When Rowland Hill introduced the Uniform Penny Post in 1840, suddenly every house needed both a letterbox (properly termed a ‘letter plate’) and a door number. That great Victorian invention of the Penny Black postage stamp meant that the sender now paid the postage not the recipient. For the first time, letters could be delivered when you were not at home.
Letter plates come in all manner of designs and sizes to suit all periods from Victorian front doors to Post-Modern front doors. After ‘style’, the two most important considerations are size and location. Overall sizes of letter plates are still often quoted in inches and you will need one measuring 12” wide by 4” high (305 x 102mm) if you want to receive A4 size envelopes without folding. The classic Victorian four-panel door almost invites a letter plate in the centre of its mid-rail. The high-waisted proportions of a 1930s front door door suit a letter plate immediately below the glass, perhaps with the additional flourishes of a ‘shelf’ and ‘skirt’. From the postal worker’s viewpoint, letter plates should not be so low down that it becomes necessary to bend double to deliver your letters.
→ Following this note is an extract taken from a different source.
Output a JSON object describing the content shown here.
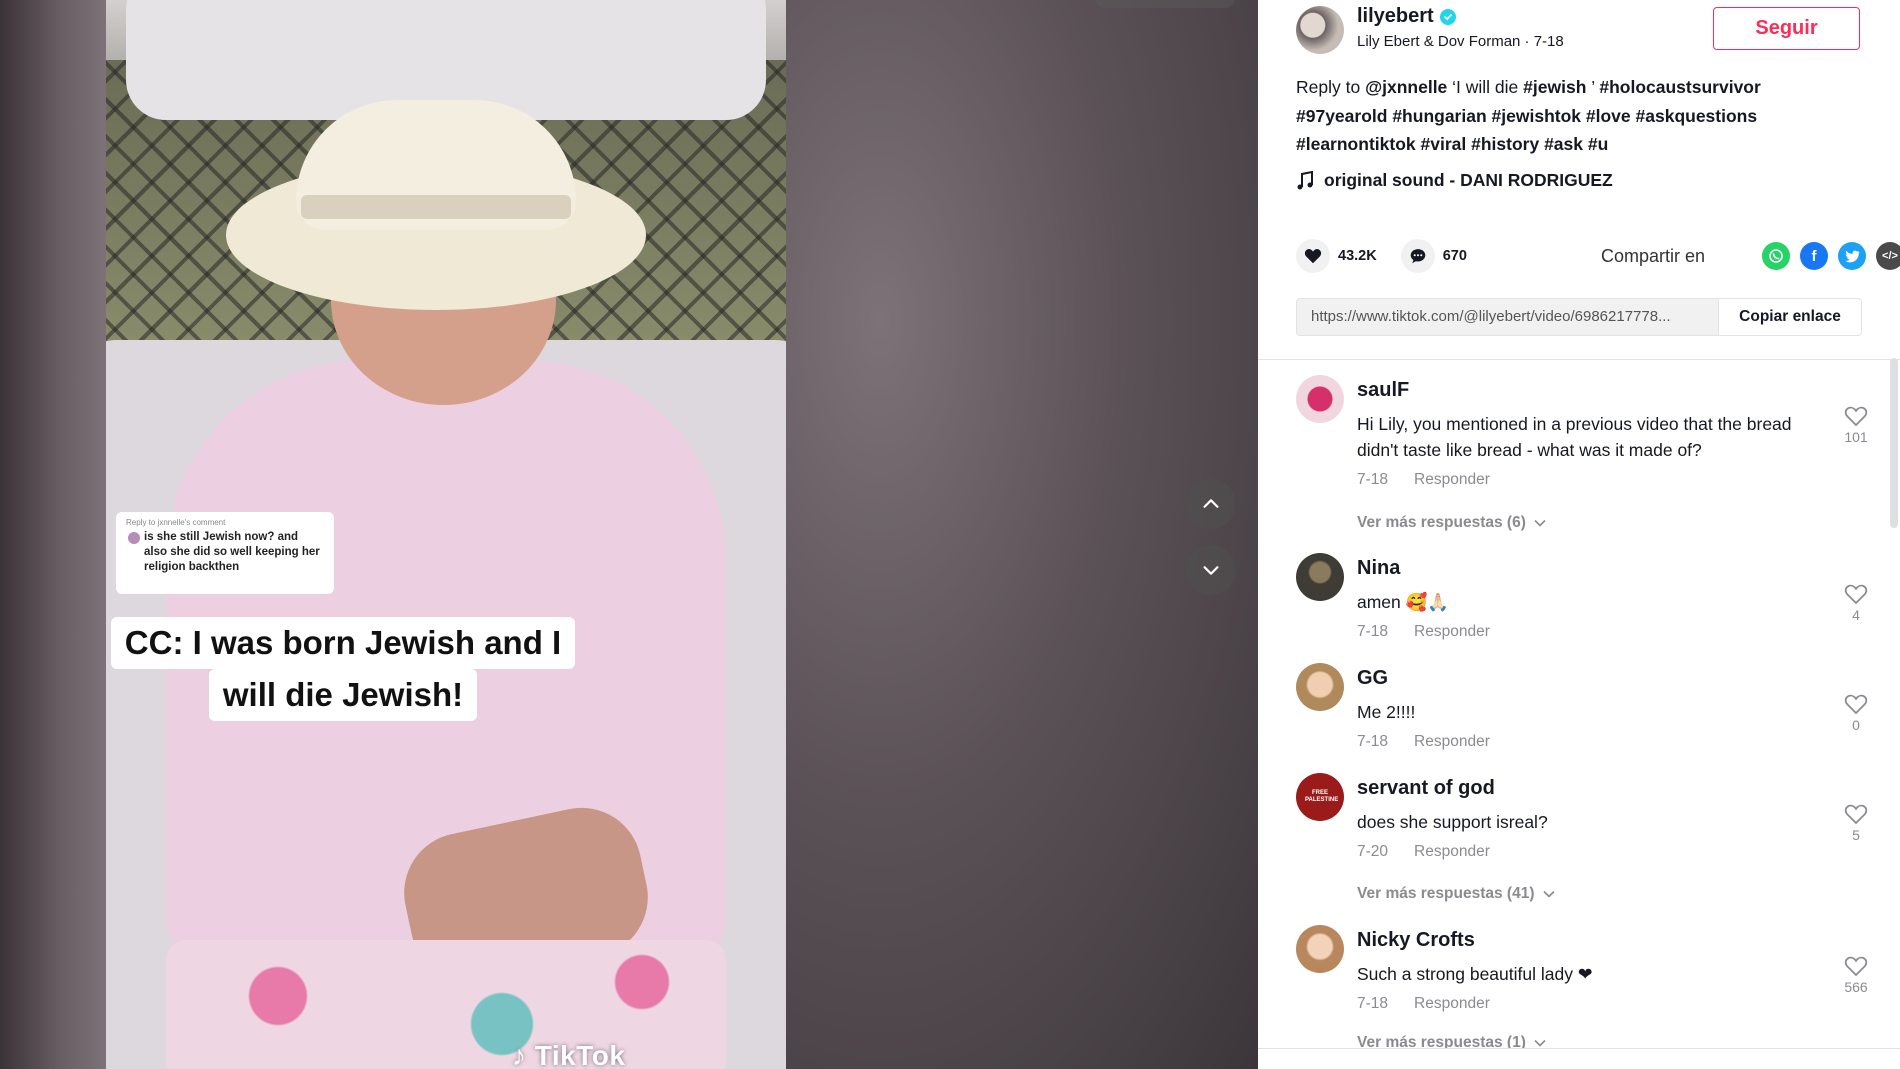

Some door designs – especially those with two tall panels – only really suit a letter plate placed on the vertical centre line. Unfortunately, very few letter plates have the hinge on the short side so you are likely to end up using one which was intended to be fixed horizontally. Slightly strange, I feel. Remember also that, in the world of door furniture, very little is standard. Before rushing to replace your existing letter plate with a shiny new model, do pause to measure the dimensions of the existing aperture behind it. Will the flap on your new letter plate open into this slot?
A nice round or octagonal centre knob adds dignity to a period front door and serves a useful purpose for pulling a large door closed behind you. Another option is to combine either the door-pull or the knocker with the letter plate. A plate with an integral knocker is termed a ‘postal knocker’. One with a rigid handle is a ‘postal handle’. Knockers – dare I say it? – can be either large and ornate or slim and unobtrusive. Take your pick. ‘Lion’s Head’, ‘Ring’, ‘Georgian Urn’, ‘Scroll’, and ‘Doctor’ are only some of the descriptive titles for the choices available. The great advantage they have over door bells is that knockers always work and don’t rely on batteries or wires. So often these days you press a door bell and seemingly nothing happens – and you don’t want to seem impatient by pressing it again too soon or holding down the button for too long. Take our advice and knock, knock!